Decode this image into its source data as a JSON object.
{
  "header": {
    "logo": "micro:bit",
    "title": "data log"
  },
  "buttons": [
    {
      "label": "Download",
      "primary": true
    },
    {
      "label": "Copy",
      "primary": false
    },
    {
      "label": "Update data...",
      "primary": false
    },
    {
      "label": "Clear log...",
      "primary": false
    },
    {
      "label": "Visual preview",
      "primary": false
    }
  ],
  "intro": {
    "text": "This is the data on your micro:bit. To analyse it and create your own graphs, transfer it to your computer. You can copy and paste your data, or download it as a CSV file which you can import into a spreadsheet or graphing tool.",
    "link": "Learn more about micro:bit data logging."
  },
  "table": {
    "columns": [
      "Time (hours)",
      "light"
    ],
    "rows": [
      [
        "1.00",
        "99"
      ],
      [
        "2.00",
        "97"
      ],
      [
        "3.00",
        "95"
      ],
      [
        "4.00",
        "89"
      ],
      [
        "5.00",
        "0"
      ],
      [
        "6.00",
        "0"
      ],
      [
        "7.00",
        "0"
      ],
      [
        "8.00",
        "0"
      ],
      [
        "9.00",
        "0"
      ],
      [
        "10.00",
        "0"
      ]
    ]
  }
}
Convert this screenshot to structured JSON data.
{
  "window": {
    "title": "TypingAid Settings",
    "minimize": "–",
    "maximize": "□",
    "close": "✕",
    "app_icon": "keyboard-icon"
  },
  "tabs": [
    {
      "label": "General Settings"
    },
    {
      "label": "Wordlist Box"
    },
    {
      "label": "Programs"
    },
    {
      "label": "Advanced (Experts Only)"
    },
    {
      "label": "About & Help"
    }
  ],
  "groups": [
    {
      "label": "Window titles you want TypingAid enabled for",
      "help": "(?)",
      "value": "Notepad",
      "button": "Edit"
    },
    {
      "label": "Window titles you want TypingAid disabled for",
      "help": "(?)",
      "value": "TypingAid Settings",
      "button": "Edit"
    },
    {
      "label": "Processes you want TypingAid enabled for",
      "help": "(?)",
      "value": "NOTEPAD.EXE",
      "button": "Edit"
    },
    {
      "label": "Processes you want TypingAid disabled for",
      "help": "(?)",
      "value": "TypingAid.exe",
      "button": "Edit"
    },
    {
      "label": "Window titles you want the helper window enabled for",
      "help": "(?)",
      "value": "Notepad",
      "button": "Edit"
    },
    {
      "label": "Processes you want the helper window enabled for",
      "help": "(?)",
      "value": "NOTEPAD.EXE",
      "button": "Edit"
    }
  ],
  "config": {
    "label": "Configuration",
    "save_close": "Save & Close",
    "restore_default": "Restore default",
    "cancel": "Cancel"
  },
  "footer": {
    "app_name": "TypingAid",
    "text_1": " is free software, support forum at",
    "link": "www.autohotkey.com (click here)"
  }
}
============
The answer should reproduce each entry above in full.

Decode this image into its source data as a JSON object.
{
  "header": {
    "logo": "micro:bit",
    "title": "data log"
  },
  "buttons": [
    {
      "label": "Download",
      "primary": true
    },
    {
      "label": "Copy",
      "primary": false
    },
    {
      "label": "Update data...",
      "primary": false
    },
    {
      "label": "Clear log...",
      "primary": false
    },
    {
      "label": "Visual preview",
      "primary": false
    }
  ],
  "intro": {
    "text": "This is the data on your micro:bit. To analyse it and create your own graphs, transfer it to your computer. You can copy and paste your data, or download it as a CSV file which you can import into a spreadsheet or graphing tool.",
    "link": "Learn more about micro:bit data logging."
  },
  "table": {
    "columns": [
      "Time (hours)",
      "light"
    ],
    "rows": [
      [
        "1.00",
        "99"
      ],
      [
        "2.00",
        "97"
      ],
      [
        "3.00",
        "95"
      ],
      [
        "4.00",
        "89"
      ],
      [
        "5.00",
        "0"
      ],
      [
        "6.00",
        "0"
      ],
      [
        "7.00",
        "0"
      ],
      [
        "8.00",
        "0"
      ],
      [
        "9.00",
        "0"
      ],
      [
        "10.00",
        "0"
      ]
    ]
  }
}
Convert this screenshot to structured JSON data.
{
  "window": {
    "title": "TypingAid Settings",
    "minimize": "–",
    "maximize": "□",
    "close": "✕",
    "app_icon": "keyboard-icon"
  },
  "tabs": [
    {
      "label": "General Settings"
    },
    {
      "label": "Wordlist Box"
    },
    {
      "label": "Programs"
    },
    {
      "label": "Advanced (Experts Only)"
    },
    {
      "label": "About & Help"
    }
  ],
  "groups": [
    {
      "label": "Window titles you want TypingAid enabled for",
      "help": "(?)",
      "value": "Notepad",
      "button": "Edit"
    },
    {
      "label": "Window titles you want TypingAid disabled for",
      "help": "(?)",
      "value": "TypingAid Settings",
      "button": "Edit"
    },
    {
      "label": "Processes you want TypingAid enabled for",
      "help": "(?)",
      "value": "NOTEPAD.EXE",
      "button": "Edit"
    },
    {
      "label": "Processes you want TypingAid disabled for",
      "help": "(?)",
      "value": "TypingAid.exe",
      "button": "Edit"
    },
    {
      "label": "Window titles you want the helper window enabled for",
      "help": "(?)",
      "value": "Notepad",
      "button": "Edit"
    },
    {
      "label": "Processes you want the helper window enabled for",
      "help": "(?)",
      "value": "NOTEPAD.EXE",
      "button": "Edit"
    }
  ],
  "config": {
    "label": "Configuration",
    "save_close": "Save & Close",
    "restore_default": "Restore default",
    "cancel": "Cancel"
  },
  "footer": {
    "app_name": "TypingAid",
    "text_1": " is free software, support forum at",
    "link": "www.autohotkey.com (click here)"
  }
}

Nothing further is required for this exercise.